**Entries shown:**
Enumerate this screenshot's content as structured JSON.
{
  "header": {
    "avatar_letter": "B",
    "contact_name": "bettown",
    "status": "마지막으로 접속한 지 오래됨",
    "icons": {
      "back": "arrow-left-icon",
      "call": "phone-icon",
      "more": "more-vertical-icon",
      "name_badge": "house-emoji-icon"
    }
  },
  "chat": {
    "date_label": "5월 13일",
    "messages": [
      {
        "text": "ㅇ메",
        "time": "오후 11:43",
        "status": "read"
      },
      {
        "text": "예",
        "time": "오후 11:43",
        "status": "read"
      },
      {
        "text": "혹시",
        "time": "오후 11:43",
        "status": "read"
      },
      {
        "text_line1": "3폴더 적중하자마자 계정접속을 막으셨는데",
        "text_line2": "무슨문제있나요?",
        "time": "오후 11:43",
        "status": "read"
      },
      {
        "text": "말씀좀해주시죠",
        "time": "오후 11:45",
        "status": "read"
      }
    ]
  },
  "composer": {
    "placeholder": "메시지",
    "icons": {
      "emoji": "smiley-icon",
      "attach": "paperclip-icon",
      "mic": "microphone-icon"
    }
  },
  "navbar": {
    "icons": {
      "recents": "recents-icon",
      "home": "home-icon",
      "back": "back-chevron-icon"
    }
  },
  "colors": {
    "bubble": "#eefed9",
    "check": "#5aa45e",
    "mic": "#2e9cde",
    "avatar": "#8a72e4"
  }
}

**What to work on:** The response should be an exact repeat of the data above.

**Answer:**
Enumerate this screenshot's content as structured JSON.
{
  "header": {
    "avatar_letter": "B",
    "contact_name": "bettown",
    "status": "마지막으로 접속한 지 오래됨",
    "icons": {
      "back": "arrow-left-icon",
      "call": "phone-icon",
      "more": "more-vertical-icon",
      "name_badge": "house-emoji-icon"
    }
  },
  "chat": {
    "date_label": "5월 13일",
    "messages": [
      {
        "text": "ㅇ메",
        "time": "오후 11:43",
        "status": "read"
      },
      {
        "text": "예",
        "time": "오후 11:43",
        "status": "read"
      },
      {
        "text": "혹시",
        "time": "오후 11:43",
        "status": "read"
      },
      {
        "text_line1": "3폴더 적중하자마자 계정접속을 막으셨는데",
        "text_line2": "무슨문제있나요?",
        "time": "오후 11:43",
        "status": "read"
      },
      {
        "text": "말씀좀해주시죠",
        "time": "오후 11:45",
        "status": "read"
      }
    ]
  },
  "composer": {
    "placeholder": "메시지",
    "icons": {
      "emoji": "smiley-icon",
      "attach": "paperclip-icon",
      "mic": "microphone-icon"
    }
  },
  "navbar": {
    "icons": {
      "recents": "recents-icon",
      "home": "home-icon",
      "back": "back-chevron-icon"
    }
  },
  "colors": {
    "bubble": "#eefed9",
    "check": "#5aa45e",
    "mic": "#2e9cde",
    "avatar": "#8a72e4"
  }
}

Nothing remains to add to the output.